This year marks my tenth anniversary as an high school educator, and let me tell you one thing you probably already know: Teenagers are simultaneously the most fun and most frustrating humans you will encounter – often all in one day. (Kind of like my two-year-old, now that I’m thinking of it.)
Call me crazy, but I love working with these hormonal, hilarious humans. Their inner worlds and social lives are both fascinating and a bit terrifying for anyone who’s brave enough to try to figure out what makes them tick. If you have a teenager in your life and are looking for the answer to that last question, it’s actually quite simple – in theory, though not always in practice.
They need to be heard.
Simple, right? Wrong.
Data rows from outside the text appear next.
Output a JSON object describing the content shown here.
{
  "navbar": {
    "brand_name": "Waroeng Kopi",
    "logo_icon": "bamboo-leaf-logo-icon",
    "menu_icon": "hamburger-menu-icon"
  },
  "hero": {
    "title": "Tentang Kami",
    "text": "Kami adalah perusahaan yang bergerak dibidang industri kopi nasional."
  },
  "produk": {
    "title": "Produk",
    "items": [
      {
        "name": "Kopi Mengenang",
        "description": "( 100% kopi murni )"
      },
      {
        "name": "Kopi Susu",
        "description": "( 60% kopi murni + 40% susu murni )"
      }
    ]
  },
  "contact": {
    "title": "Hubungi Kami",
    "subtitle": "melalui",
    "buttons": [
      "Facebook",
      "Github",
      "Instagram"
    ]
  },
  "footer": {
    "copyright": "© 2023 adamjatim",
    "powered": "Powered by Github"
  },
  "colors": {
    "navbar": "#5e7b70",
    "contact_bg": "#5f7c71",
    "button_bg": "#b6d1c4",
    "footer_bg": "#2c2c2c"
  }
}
When a teenager is coming at you for the umpteenth time with their complaints about their math teacher, their dramatic friends, their boyfriend having a streak on Snapchat with another girl (yes, it’s a thing) – especially when emotions are running high and coping skills are running low – it’s easy to brush it off as another teenage drama that’s not a “real” problem. They have no idea, you think to yourself. After all, you’re dealing with your job, utility bills, health insurance, car repairs, other children, ailing parents, meetings, and grocery lists. You’re stressed out and your patience is thin. (I remember very clearly the days of my 16-year-old-self crying in my room, having no idea why I was as upset as I was, and my mom throwing up her hands in exasperation.)
The next time you’re on the receiving end of a teen’s moment of crisis, try this: Take a deep breath, look them in the eye, and really listen.
Even more, respond with a validating statement like, “Wow, that sounds really stressful” or “It’s normal to feel like that sometimes.” Let them vent without getting angry at them. It will work wonders, I promise. It just might take the wind out of their sails. And if it doesn’t, at least you haven’t fueled the fire by responding with an irritated outburst.
You might take that moment to build a little resiliency, too. No, not “Get over it” (now that you said that, they won’t) or “It will be fine” (they don’t know that), but rather, “Hey, this situation isn’t something you can control, but I’m really impressed with how you’ve handled it.” Or, “I’m really proud of you for going to school even when you’re facing this problem.”
Just remember this: We were there once, too. Sure, those little molehill problems of teenage life eventually get lost in the very real mountains of adult stress. But remember how terrible it was fighting with your friends back in middle school? Remember that boy or girl you agonized over? Remember that crushing feeling of missing those free throws in the championship basketball game? Don’t forget how devastating those things felt – and don’t forget how it felt to have an adult to hear you, to validate you, in those moments.
Be that adult.